MacKenzie Cadenhead (the editor) put in her opinions as far as what Gravity and his cast of characters looked like. She thought of a lot of stuff that I didn’t.
Obviously you had to create the “look” of Gravity, but how did you go about setting a visual tone and pacing for the story?
My method for the “visual tone” was pretty much what I usually do … I’ve always been a “servant to the story” kind of artist… So my first goal is always to make the story easy to understand. After that, I try to make it look as fun and engaging as possible. I tried to make it look as fun and fresh as possible while keeping ties to the classic comics that influenced me so much growing up.
How do you go about analyzing your own work? How do you step away and see your work objectively?
HA. That’s a good question. I’m not the best fan of my own work. I can step back and tell you why I may or may not like my pages, but I can’t say that I’m objective about it.
Your work has great storytelling elements in it. What’s your process when you start a book?
After reading a script, I really sit there and try to absorb it. I sit there and picture it in my mind as a movie. Then (usually the next day) I break down each page into what is hopefully a balanced composition that flows well and is clear to the reader. And speaking of that, I bother everybody I know with my layouts and quiz them with the old “Hey, what do you see happening on this page?” If they can tell, then I’m happy.
I’ve read that you draw a lot faster now than you used to. What can young artists do to speed things up?
Draw every day. Nothing helped me get faster than having to produce finished work by a deadline. It was really surprising how much easier it became. It’s like exercise.
What would you say are the tenets of good visual storytelling?
A variety “camera shots,” a good compositional balance on every page. And really try to go out of your way to visually “explain” things to the reader.
You work a lot on the business side. What do amateurs need to know about it, specifically, before getting into the game?
It’s tough, tough work.
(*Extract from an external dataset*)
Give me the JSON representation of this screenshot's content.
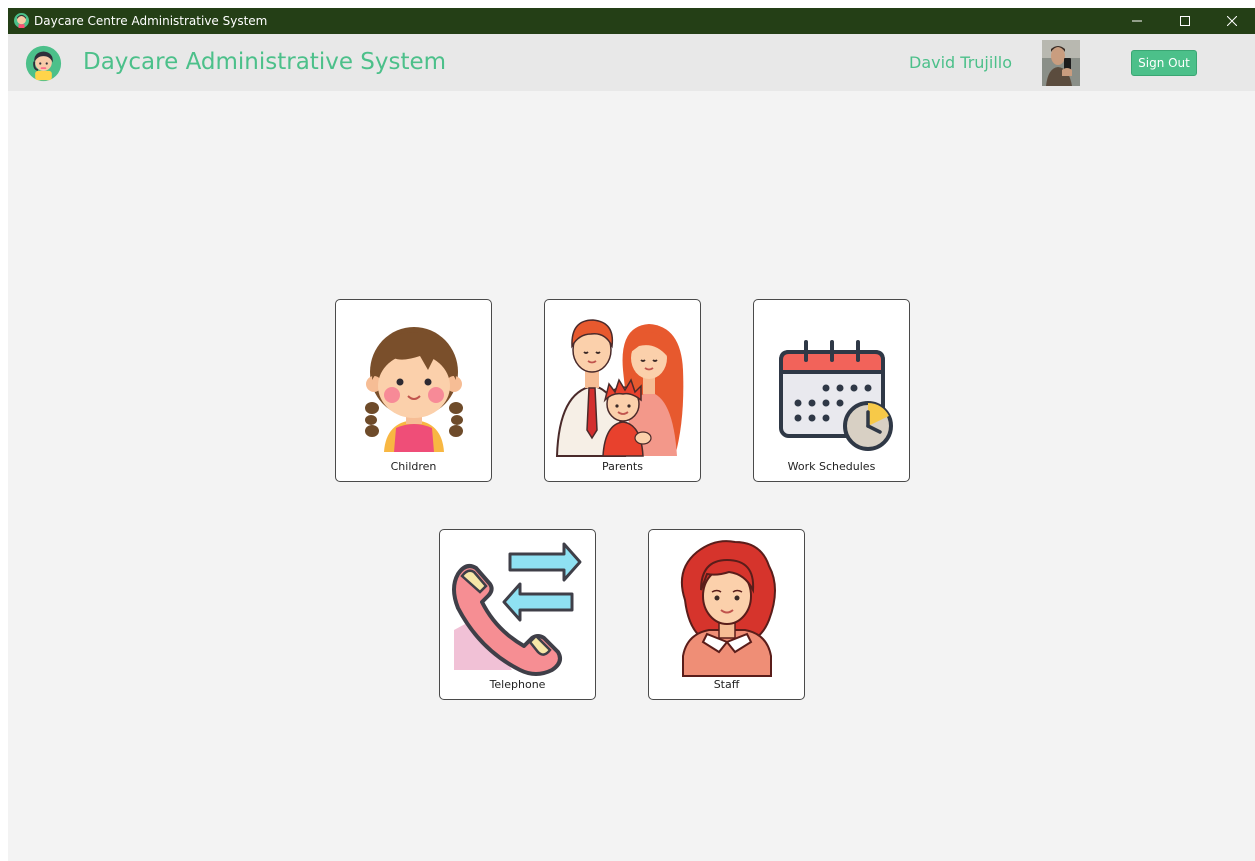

It’s easy to think that drawing for a living is nothing but laughs (because it is actually very fun and rewarding), but it’s also a JOB. Prepare yourself for lots of work.
I would also say all amateurs need to know that in order to impress people, you probably should go out of your way to meet your deadlines and do the most you can do to produce the best possible work you can.
—Interview by Tim Leong